Repeat the data in full and exactly. Leave the pictures out.

─── EXCERPTED DATA

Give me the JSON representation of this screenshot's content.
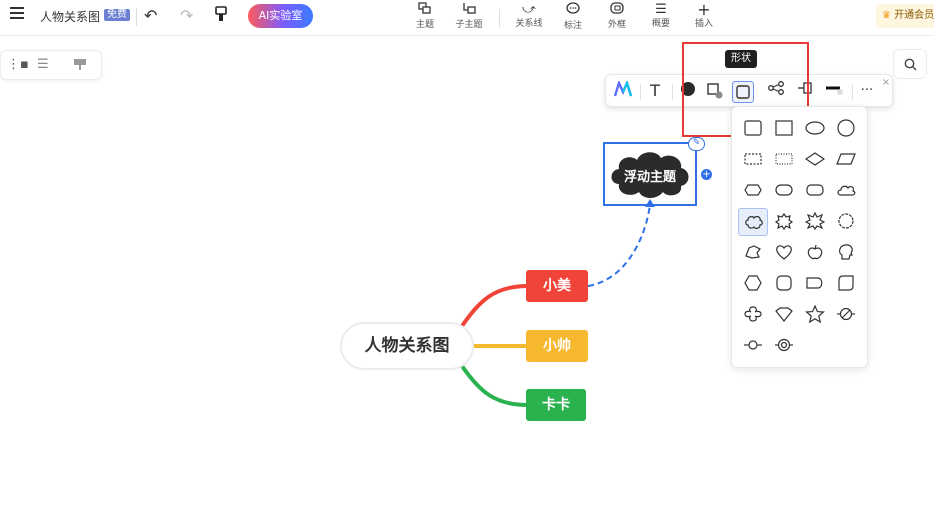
{
  "app": {
    "doc_title": "人物关系图",
    "badge": "免费",
    "ai_button": "AI实验室",
    "vip": "开通会员"
  },
  "toolbar": {
    "tools": [
      {
        "label": "主题",
        "icon": "topic-icon"
      },
      {
        "label": "子主题",
        "icon": "subtopic-icon"
      },
      {
        "label": "关系线",
        "icon": "relation-line-icon"
      },
      {
        "label": "标注",
        "icon": "callout-icon"
      },
      {
        "label": "外框",
        "icon": "boundary-icon"
      },
      {
        "label": "概要",
        "icon": "summary-icon"
      },
      {
        "label": "插入",
        "icon": "plus-icon"
      }
    ]
  },
  "float_toolbar": {
    "tooltip": "形状",
    "text_tool": "T",
    "more": "···"
  },
  "mindmap": {
    "root": "人物关系图",
    "branches": [
      {
        "label": "小美",
        "color": "#f04438"
      },
      {
        "label": "小帅",
        "color": "#f5b82e"
      },
      {
        "label": "卡卡",
        "color": "#2ab24e"
      }
    ],
    "floating_topic": "浮动主题"
  },
  "shape_panel": {
    "shapes": [
      "rounded-rect",
      "rect",
      "ellipse",
      "circle",
      "dashed-rect",
      "dotted-rect",
      "diamond",
      "parallelogram",
      "octagon-flat",
      "stadium",
      "rounded-stadium",
      "cloud",
      "cloud-burst",
      "starburst-small",
      "starburst",
      "burst-round",
      "scribble",
      "heart",
      "apple",
      "head",
      "hexagon",
      "rounded-square",
      "tag",
      "rounded-corner-square",
      "clover",
      "shield",
      "star",
      "null-circle",
      "line-circle",
      "target"
    ],
    "selected": "cloud-burst"
  }
}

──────

SOLUTION FOR THIS EXERCISE →
Give me the JSON representation of this screenshot's content.
{
  "app": {
    "doc_title": "人物关系图",
    "badge": "免费",
    "ai_button": "AI实验室",
    "vip": "开通会员"
  },
  "toolbar": {
    "tools": [
      {
        "label": "主题",
        "icon": "topic-icon"
      },
      {
        "label": "子主题",
        "icon": "subtopic-icon"
      },
      {
        "label": "关系线",
        "icon": "relation-line-icon"
      },
      {
        "label": "标注",
        "icon": "callout-icon"
      },
      {
        "label": "外框",
        "icon": "boundary-icon"
      },
      {
        "label": "概要",
        "icon": "summary-icon"
      },
      {
        "label": "插入",
        "icon": "plus-icon"
      }
    ]
  },
  "float_toolbar": {
    "tooltip": "形状",
    "text_tool": "T",
    "more": "···"
  },
  "mindmap": {
    "root": "人物关系图",
    "branches": [
      {
        "label": "小美",
        "color": "#f04438"
      },
      {
        "label": "小帅",
        "color": "#f5b82e"
      },
      {
        "label": "卡卡",
        "color": "#2ab24e"
      }
    ],
    "floating_topic": "浮动主题"
  },
  "shape_panel": {
    "shapes": [
      "rounded-rect",
      "rect",
      "ellipse",
      "circle",
      "dashed-rect",
      "dotted-rect",
      "diamond",
      "parallelogram",
      "octagon-flat",
      "stadium",
      "rounded-stadium",
      "cloud",
      "cloud-burst",
      "starburst-small",
      "starburst",
      "burst-round",
      "scribble",
      "heart",
      "apple",
      "head",
      "hexagon",
      "rounded-square",
      "tag",
      "rounded-corner-square",
      "clover",
      "shield",
      "star",
      "null-circle",
      "line-circle",
      "target"
    ],
    "selected": "cloud-burst"
  }
}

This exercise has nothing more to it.